REQUIRED WORK: Keep the images out while you retype all of the data exactly.
• • • • •
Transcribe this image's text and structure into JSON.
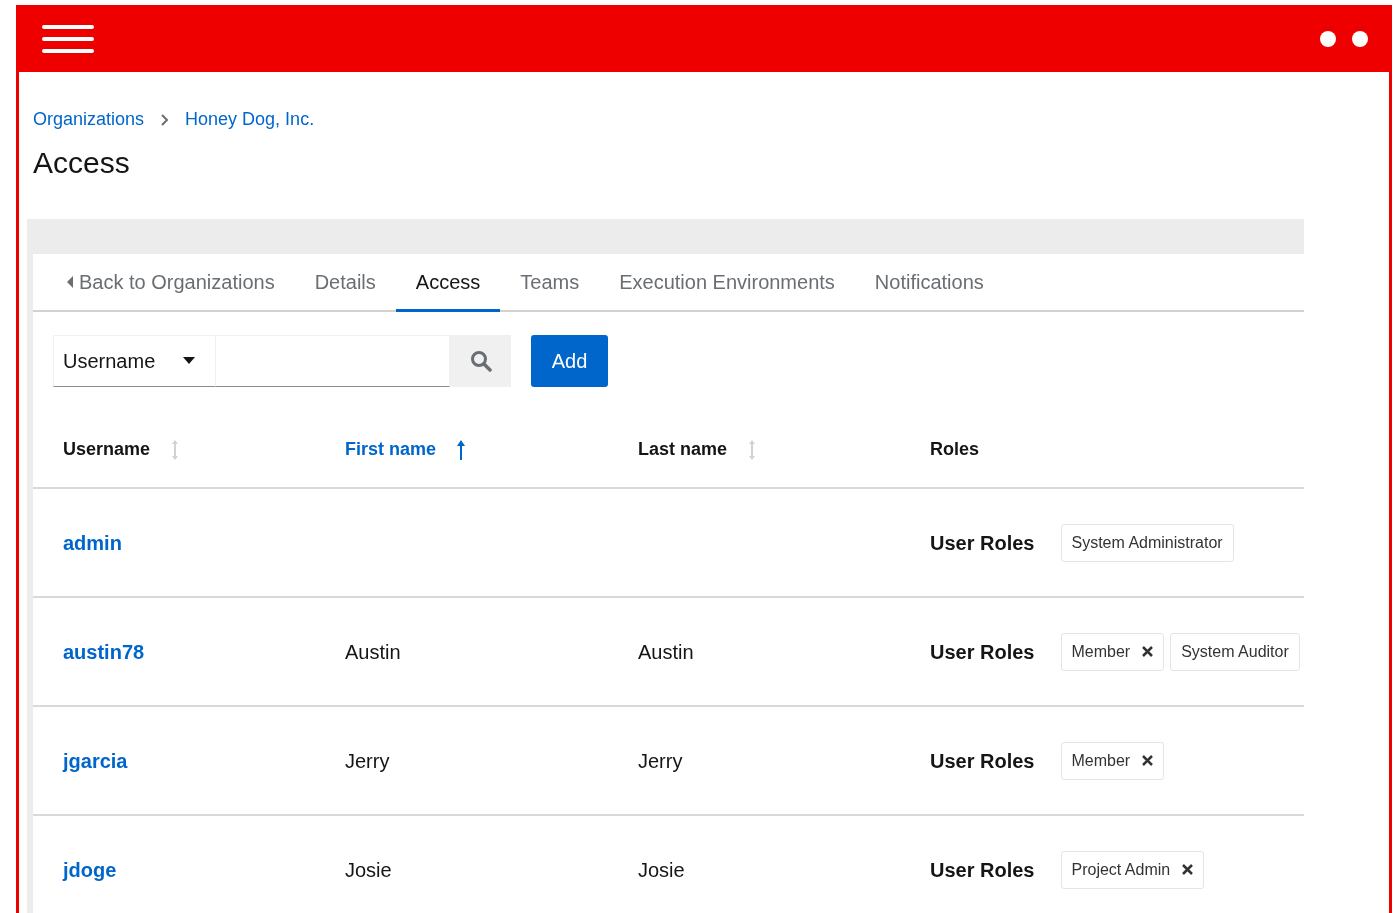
{
  "breadcrumb": [
    {
      "label": "Organizations"
    },
    {
      "label": "Honey Dog, Inc."
    }
  ],
  "title": "Access",
  "tabs": [
    {
      "label": "Back to Organizations",
      "kind": "back",
      "selected": false
    },
    {
      "label": "Details",
      "kind": "tab",
      "selected": false
    },
    {
      "label": "Access",
      "kind": "tab",
      "selected": true
    },
    {
      "label": "Teams",
      "kind": "tab",
      "selected": false
    },
    {
      "label": "Execution Environments",
      "kind": "tab",
      "selected": false
    },
    {
      "label": "Notifications",
      "kind": "tab",
      "selected": false
    }
  ],
  "toolbar": {
    "filter": "Username",
    "add_button": "Add"
  },
  "table": {
    "columns": [
      {
        "label": "Username",
        "sortable": true,
        "sorted": false
      },
      {
        "label": "First name",
        "sortable": true,
        "sorted": true
      },
      {
        "label": "Last name",
        "sortable": true,
        "sorted": false
      },
      {
        "label": "Roles",
        "sortable": false,
        "sorted": false
      }
    ],
    "rows": [
      {
        "username": "admin",
        "first_name": "",
        "last_name": "",
        "roles_label": "User Roles",
        "roles": [
          {
            "label": "System Administrator",
            "removable": false
          }
        ]
      },
      {
        "username": "austin78",
        "first_name": "Austin",
        "last_name": "Austin",
        "roles_label": "User Roles",
        "roles": [
          {
            "label": "Member",
            "removable": true
          },
          {
            "label": "System Auditor",
            "removable": false
          }
        ]
      },
      {
        "username": "jgarcia",
        "first_name": "Jerry",
        "last_name": "Jerry",
        "roles_label": "User Roles",
        "roles": [
          {
            "label": "Member",
            "removable": true
          }
        ]
      },
      {
        "username": "jdoge",
        "first_name": "Josie",
        "last_name": "Josie",
        "roles_label": "User Roles",
        "roles": [
          {
            "label": "Project Admin",
            "removable": true
          }
        ]
      }
    ]
  }
}
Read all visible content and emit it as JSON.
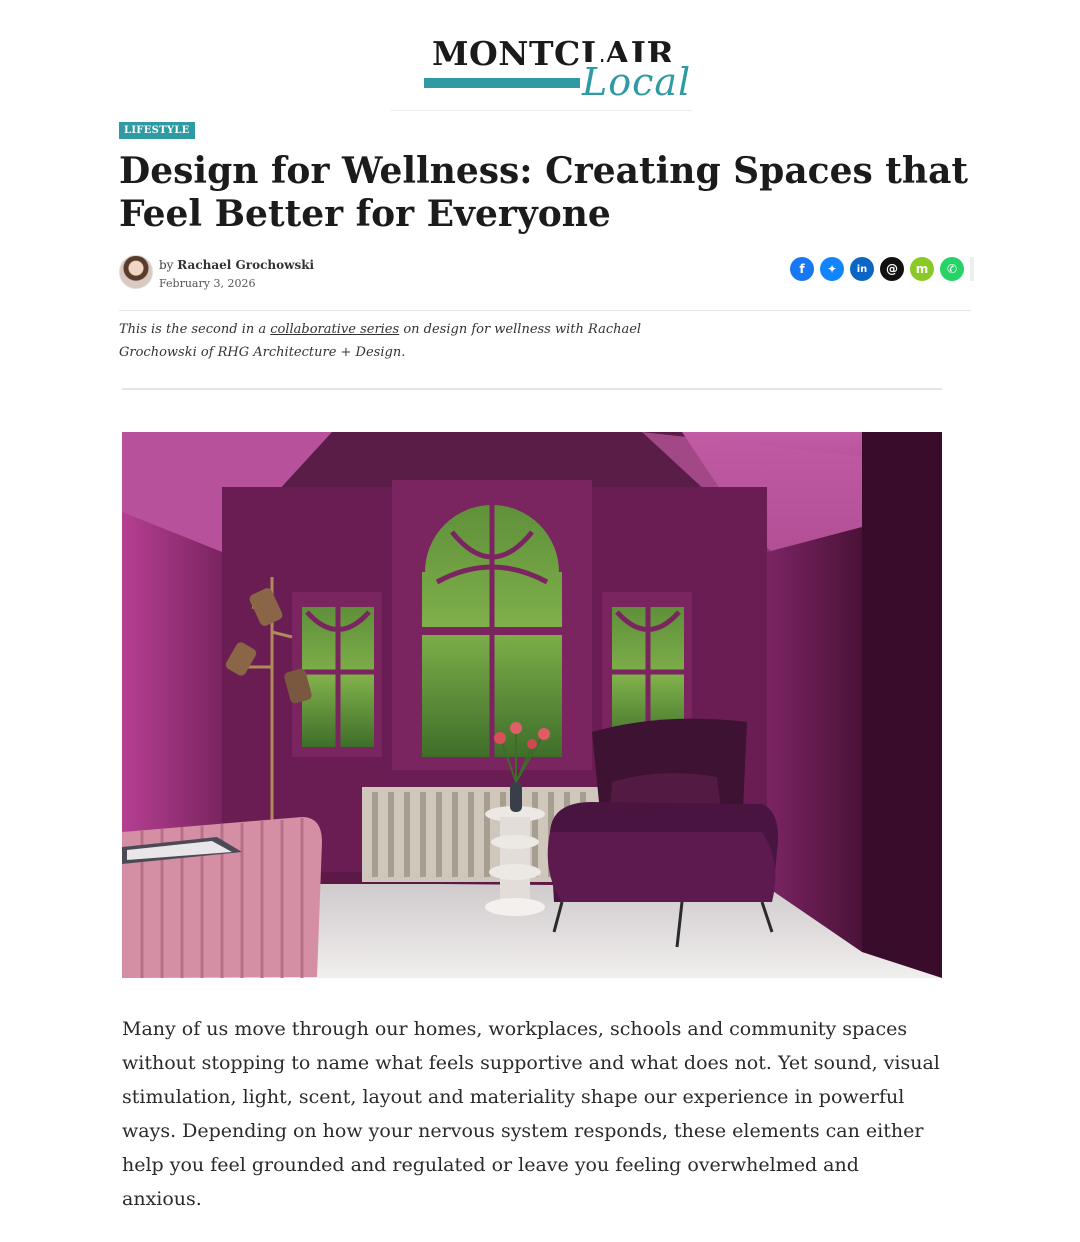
{
  "site": {
    "logo_word": "MONTCLAIR",
    "logo_script": "Local",
    "brand_color": "#2e9aa4"
  },
  "article": {
    "category": "LIFESTYLE",
    "headline": "Design for Wellness: Creating Spaces that Feel Better for Everyone",
    "byline_prefix": "by",
    "author": "Rachael Grochowski",
    "date": "February 3, 2026",
    "intro_before": "This is the second in a ",
    "intro_link": "collaborative series",
    "intro_after": " on design for wellness with Rachael Grochowski of RHG Architecture + Design.",
    "body": "Many of us move through our homes, workplaces, schools and community spaces without stopping to name what feels supportive and what does not. Yet sound, visual stimulation, light, scent, layout and materiality shape our experience in powerful ways. Depending on how your nervous system responds, these elements can either help you feel grounded and regulated or leave you feeling overwhelmed and anxious."
  },
  "share": [
    {
      "icon": "facebook-icon",
      "glyph": "f",
      "color": "#1877f2"
    },
    {
      "icon": "bluesky-icon",
      "glyph": "✦",
      "color": "#1185fe"
    },
    {
      "icon": "linkedin-icon",
      "glyph": "in",
      "color": "#0a66c2"
    },
    {
      "icon": "threads-icon",
      "glyph": "@",
      "color": "#111111"
    },
    {
      "icon": "smore-icon",
      "glyph": "m",
      "color": "#8bc926"
    },
    {
      "icon": "whatsapp-icon",
      "glyph": "✆",
      "color": "#25d366"
    }
  ]
}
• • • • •
EXPECTED ANSWER:
Transcribe this image's text and structure into JSON.
{
  "breadcrumb": [
    {
      "label": "Organizations"
    },
    {
      "label": "Honey Dog, Inc."
    }
  ],
  "title": "Access",
  "tabs": [
    {
      "label": "Back to Organizations",
      "kind": "back",
      "selected": false
    },
    {
      "label": "Details",
      "kind": "tab",
      "selected": false
    },
    {
      "label": "Access",
      "kind": "tab",
      "selected": true
    },
    {
      "label": "Teams",
      "kind": "tab",
      "selected": false
    },
    {
      "label": "Execution Environments",
      "kind": "tab",
      "selected": false
    },
    {
      "label": "Notifications",
      "kind": "tab",
      "selected": false
    }
  ],
  "toolbar": {
    "filter": "Username",
    "add_button": "Add"
  },
  "table": {
    "columns": [
      {
        "label": "Username",
        "sortable": true,
        "sorted": false
      },
      {
        "label": "First name",
        "sortable": true,
        "sorted": true
      },
      {
        "label": "Last name",
        "sortable": true,
        "sorted": false
      },
      {
        "label": "Roles",
        "sortable": false,
        "sorted": false
      }
    ],
    "rows": [
      {
        "username": "admin",
        "first_name": "",
        "last_name": "",
        "roles_label": "User Roles",
        "roles": [
          {
            "label": "System Administrator",
            "removable": false
          }
        ]
      },
      {
        "username": "austin78",
        "first_name": "Austin",
        "last_name": "Austin",
        "roles_label": "User Roles",
        "roles": [
          {
            "label": "Member",
            "removable": true
          },
          {
            "label": "System Auditor",
            "removable": false
          }
        ]
      },
      {
        "username": "jgarcia",
        "first_name": "Jerry",
        "last_name": "Jerry",
        "roles_label": "User Roles",
        "roles": [
          {
            "label": "Member",
            "removable": true
          }
        ]
      },
      {
        "username": "jdoge",
        "first_name": "Josie",
        "last_name": "Josie",
        "roles_label": "User Roles",
        "roles": [
          {
            "label": "Project Admin",
            "removable": true
          }
        ]
      }
    ]
  }
}
Read all visible content and emit it as JSON.
{
  "site": {
    "logo_word": "MONTCLAIR",
    "logo_script": "Local",
    "brand_color": "#2e9aa4"
  },
  "article": {
    "category": "LIFESTYLE",
    "headline": "Design for Wellness: Creating Spaces that Feel Better for Everyone",
    "byline_prefix": "by",
    "author": "Rachael Grochowski",
    "date": "February 3, 2026",
    "intro_before": "This is the second in a ",
    "intro_link": "collaborative series",
    "intro_after": " on design for wellness with Rachael Grochowski of RHG Architecture + Design.",
    "body": "Many of us move through our homes, workplaces, schools and community spaces without stopping to name what feels supportive and what does not. Yet sound, visual stimulation, light, scent, layout and materiality shape our experience in powerful ways. Depending on how your nervous system responds, these elements can either help you feel grounded and regulated or leave you feeling overwhelmed and anxious."
  },
  "share": [
    {
      "icon": "facebook-icon",
      "glyph": "f",
      "color": "#1877f2"
    },
    {
      "icon": "bluesky-icon",
      "glyph": "✦",
      "color": "#1185fe"
    },
    {
      "icon": "linkedin-icon",
      "glyph": "in",
      "color": "#0a66c2"
    },
    {
      "icon": "threads-icon",
      "glyph": "@",
      "color": "#111111"
    },
    {
      "icon": "smore-icon",
      "glyph": "m",
      "color": "#8bc926"
    },
    {
      "icon": "whatsapp-icon",
      "glyph": "✆",
      "color": "#25d366"
    }
  ]
}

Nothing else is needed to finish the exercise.